══ THE RECORDS
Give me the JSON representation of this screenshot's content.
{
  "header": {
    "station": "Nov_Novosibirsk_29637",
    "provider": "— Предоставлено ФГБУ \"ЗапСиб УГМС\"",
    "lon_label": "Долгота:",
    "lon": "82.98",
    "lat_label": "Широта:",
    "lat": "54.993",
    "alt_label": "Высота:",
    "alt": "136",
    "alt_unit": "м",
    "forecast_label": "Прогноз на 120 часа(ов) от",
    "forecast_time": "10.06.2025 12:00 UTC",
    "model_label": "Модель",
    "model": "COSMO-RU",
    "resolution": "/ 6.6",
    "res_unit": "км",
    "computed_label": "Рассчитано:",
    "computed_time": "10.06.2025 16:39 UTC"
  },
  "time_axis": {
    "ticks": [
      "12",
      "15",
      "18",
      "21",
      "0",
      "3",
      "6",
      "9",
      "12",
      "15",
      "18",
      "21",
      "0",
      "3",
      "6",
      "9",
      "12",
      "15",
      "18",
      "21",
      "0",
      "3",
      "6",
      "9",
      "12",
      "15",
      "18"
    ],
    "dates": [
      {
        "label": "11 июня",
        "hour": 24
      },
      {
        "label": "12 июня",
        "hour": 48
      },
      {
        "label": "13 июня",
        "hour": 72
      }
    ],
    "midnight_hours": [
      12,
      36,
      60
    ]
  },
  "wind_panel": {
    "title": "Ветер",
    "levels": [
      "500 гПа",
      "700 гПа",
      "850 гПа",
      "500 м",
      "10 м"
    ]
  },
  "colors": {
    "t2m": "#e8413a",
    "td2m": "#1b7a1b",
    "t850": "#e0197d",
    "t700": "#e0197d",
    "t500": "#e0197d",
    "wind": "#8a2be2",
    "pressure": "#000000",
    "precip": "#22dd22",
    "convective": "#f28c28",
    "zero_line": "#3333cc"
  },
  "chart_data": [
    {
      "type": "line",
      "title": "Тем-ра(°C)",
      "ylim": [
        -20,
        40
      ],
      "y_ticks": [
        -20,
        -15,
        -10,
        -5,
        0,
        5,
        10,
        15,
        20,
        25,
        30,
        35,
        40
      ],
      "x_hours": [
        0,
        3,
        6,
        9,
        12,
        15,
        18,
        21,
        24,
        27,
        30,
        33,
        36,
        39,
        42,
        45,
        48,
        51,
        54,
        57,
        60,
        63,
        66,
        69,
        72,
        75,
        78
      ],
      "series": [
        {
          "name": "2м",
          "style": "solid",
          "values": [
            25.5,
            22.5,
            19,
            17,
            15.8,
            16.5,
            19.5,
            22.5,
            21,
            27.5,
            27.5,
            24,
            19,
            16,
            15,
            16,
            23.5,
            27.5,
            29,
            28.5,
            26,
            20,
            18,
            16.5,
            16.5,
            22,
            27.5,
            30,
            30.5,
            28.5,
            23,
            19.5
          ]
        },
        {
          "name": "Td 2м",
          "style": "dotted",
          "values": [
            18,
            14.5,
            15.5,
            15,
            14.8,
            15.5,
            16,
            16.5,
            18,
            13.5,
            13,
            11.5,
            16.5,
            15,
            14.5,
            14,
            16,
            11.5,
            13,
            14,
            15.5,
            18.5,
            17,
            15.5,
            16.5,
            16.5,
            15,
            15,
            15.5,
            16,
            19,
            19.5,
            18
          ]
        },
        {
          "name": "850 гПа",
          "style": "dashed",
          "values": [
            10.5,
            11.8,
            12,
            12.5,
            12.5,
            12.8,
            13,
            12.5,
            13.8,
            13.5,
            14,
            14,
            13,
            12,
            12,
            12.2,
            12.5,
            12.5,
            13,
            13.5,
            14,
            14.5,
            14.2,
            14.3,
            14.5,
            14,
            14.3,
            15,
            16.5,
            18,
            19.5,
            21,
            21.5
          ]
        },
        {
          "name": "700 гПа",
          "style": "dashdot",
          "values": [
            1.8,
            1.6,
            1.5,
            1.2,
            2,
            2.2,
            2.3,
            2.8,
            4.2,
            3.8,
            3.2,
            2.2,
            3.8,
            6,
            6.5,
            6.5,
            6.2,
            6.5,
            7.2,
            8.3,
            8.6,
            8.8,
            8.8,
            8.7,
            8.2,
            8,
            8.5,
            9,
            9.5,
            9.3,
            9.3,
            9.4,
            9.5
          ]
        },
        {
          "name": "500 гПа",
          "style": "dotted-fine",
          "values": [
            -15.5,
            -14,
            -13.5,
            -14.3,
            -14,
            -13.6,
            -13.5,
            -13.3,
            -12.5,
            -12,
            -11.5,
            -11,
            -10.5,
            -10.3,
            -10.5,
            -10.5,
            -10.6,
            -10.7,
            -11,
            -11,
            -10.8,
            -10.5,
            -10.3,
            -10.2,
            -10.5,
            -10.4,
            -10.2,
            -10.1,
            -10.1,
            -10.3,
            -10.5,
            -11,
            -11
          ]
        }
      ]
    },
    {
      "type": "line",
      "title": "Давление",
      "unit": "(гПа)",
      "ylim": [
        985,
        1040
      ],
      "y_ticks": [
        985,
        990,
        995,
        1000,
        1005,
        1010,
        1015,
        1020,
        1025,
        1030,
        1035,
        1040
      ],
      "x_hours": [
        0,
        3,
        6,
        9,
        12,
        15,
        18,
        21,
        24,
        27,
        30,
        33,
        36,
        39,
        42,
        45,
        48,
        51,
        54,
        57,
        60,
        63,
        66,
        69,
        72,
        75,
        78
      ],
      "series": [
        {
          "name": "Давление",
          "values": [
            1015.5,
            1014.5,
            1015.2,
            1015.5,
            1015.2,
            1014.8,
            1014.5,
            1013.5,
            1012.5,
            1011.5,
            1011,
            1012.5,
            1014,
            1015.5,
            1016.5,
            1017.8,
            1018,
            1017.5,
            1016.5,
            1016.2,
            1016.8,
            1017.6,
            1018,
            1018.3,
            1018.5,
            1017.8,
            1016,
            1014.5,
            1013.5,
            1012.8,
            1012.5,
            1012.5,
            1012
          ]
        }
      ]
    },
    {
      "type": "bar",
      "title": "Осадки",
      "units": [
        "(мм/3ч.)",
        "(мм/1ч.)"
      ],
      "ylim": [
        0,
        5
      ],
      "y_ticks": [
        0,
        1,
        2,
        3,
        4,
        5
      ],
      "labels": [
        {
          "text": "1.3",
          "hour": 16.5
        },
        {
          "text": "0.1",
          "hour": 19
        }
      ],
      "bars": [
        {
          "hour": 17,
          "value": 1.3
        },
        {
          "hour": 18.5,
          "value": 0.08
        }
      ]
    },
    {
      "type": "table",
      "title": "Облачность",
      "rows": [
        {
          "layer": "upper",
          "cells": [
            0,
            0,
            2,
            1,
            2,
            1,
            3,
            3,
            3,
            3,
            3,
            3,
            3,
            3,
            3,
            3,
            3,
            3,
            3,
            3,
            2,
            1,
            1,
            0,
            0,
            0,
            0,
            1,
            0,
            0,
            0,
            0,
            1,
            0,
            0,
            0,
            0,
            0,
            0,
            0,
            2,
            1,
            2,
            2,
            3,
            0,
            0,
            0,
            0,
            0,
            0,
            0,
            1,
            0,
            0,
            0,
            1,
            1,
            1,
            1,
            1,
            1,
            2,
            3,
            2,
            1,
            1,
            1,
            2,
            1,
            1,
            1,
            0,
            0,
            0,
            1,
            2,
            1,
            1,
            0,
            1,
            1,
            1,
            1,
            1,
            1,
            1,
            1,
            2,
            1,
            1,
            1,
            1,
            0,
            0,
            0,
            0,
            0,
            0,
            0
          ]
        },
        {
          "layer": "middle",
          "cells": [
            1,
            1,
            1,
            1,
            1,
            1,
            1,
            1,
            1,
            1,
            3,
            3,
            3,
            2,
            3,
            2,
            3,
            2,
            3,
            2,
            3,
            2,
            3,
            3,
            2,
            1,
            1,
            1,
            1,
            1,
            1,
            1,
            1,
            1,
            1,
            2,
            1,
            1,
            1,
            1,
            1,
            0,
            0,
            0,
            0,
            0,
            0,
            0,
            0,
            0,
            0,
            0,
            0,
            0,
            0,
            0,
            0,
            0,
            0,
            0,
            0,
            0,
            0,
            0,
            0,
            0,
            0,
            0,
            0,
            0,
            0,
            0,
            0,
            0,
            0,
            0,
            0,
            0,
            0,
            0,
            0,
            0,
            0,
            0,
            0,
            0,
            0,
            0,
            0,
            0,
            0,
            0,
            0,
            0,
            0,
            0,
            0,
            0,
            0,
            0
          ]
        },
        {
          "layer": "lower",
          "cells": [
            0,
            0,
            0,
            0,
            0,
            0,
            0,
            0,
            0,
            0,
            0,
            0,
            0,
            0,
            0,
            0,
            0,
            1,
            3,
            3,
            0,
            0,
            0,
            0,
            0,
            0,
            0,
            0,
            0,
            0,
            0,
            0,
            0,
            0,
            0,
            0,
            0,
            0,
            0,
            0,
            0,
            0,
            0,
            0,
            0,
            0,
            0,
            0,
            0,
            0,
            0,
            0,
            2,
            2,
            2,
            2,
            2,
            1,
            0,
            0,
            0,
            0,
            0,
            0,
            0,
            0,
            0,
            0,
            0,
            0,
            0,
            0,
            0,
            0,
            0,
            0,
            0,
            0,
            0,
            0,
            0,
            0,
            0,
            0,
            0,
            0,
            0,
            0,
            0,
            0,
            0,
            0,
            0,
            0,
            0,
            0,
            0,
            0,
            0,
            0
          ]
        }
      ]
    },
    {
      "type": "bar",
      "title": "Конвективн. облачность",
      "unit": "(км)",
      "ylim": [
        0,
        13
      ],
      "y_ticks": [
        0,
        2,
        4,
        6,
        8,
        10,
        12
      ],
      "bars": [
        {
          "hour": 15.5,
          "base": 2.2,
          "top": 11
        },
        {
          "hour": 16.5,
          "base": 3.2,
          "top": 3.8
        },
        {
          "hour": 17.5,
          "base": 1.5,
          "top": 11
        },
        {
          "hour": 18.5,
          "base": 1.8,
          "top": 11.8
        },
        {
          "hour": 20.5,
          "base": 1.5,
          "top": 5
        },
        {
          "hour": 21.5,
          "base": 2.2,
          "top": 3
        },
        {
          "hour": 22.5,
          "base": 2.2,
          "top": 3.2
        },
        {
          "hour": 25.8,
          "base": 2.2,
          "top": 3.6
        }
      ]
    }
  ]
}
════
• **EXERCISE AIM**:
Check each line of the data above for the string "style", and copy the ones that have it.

• **WRITTEN SOLUTION**:
          "style": "solid",
          "style": "dotted",
          "style": "dashed",
          "style": "dashdot",
          "style": "dotted-fine",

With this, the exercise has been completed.